A Singer, a Songwriter, a Storyteller
I’m silly enough to believe that I’m the world’s foremost authority on what an Otis Gibbs record should sound like. I tend to enjoy stripped down arrangements that highlight the song and the vocal.
With his full beard streaked grey and his horn-rimmed eyeglasses, Otis Gibbs might be mistaken for one-time Nashville resident Steve Earle, had the latter not grown tired of the big city and moved back to Texas, leaving Nashville to Gibbs. (Sidenote: Gibbs originally hails from Wanamaker, Indiana.) Nonetheless, the comparison stands: with lyrics about the downtrodden, the misfits, and the victims of injustice, his songs get compared to Earle’s, as well as to those of Woody Guthrie, Townes Van Zandt, Billy Bragg, and Bruce Springsteen. The title to his 1st release, 49th and Melancholy, give a clue: the songs are earthy, intimate, bittersweet, and yearning; the imagery vivid and the attitude uncompromising. He often sings about social or political issues, lending further credence to the comparisons.
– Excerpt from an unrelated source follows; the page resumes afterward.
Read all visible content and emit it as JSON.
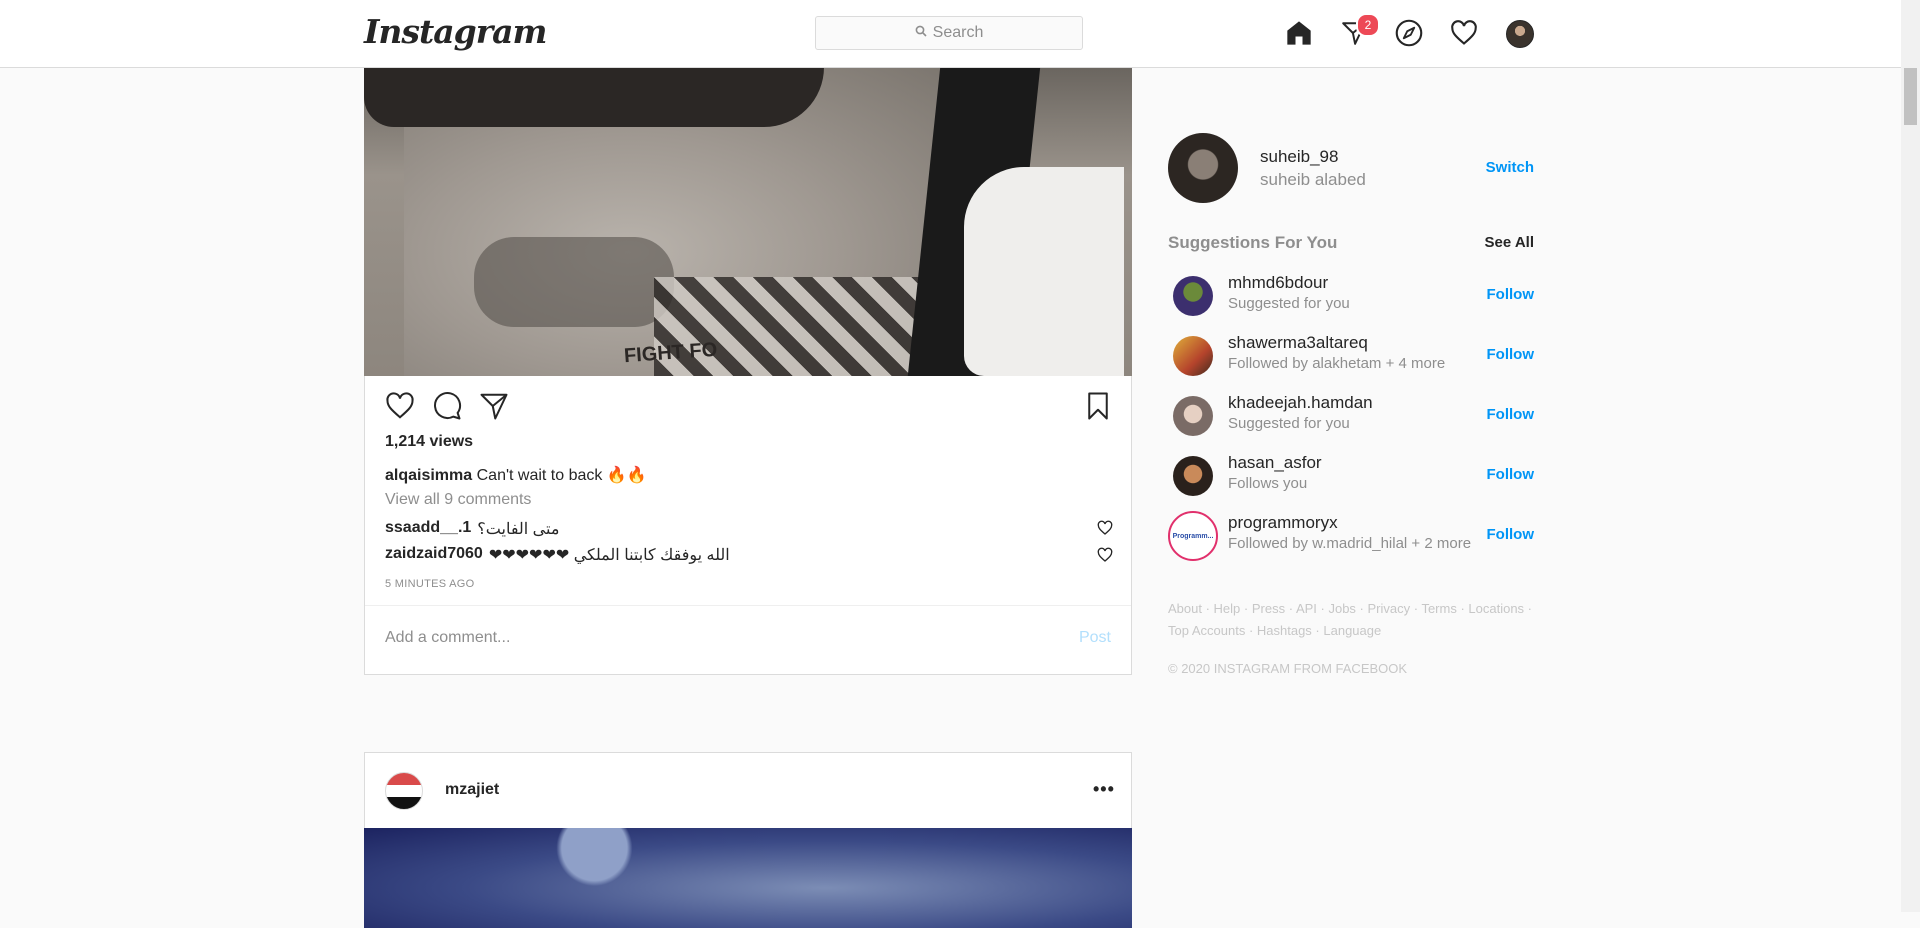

Gibbs made his Woody Guthrie Folk Festival debut in July, appearing on the Crystal Theatre stage at midday to a nearly full house. A noted raconteur, Gibbs sprinkled the set with pithy stories between songs, evoking no small amount of laughter and the occassional approving nod.
Gibbs hosts a podcast, Thanks for Giving a Damn, in which he converses with musical acquaintances. Recent episodes have featured record producer Grant Showbiz (The Smiths, Billy Bragg), harmonica player Delbert McClinton, and singer-songwriter Tim Easton, who also made his festival debut this year.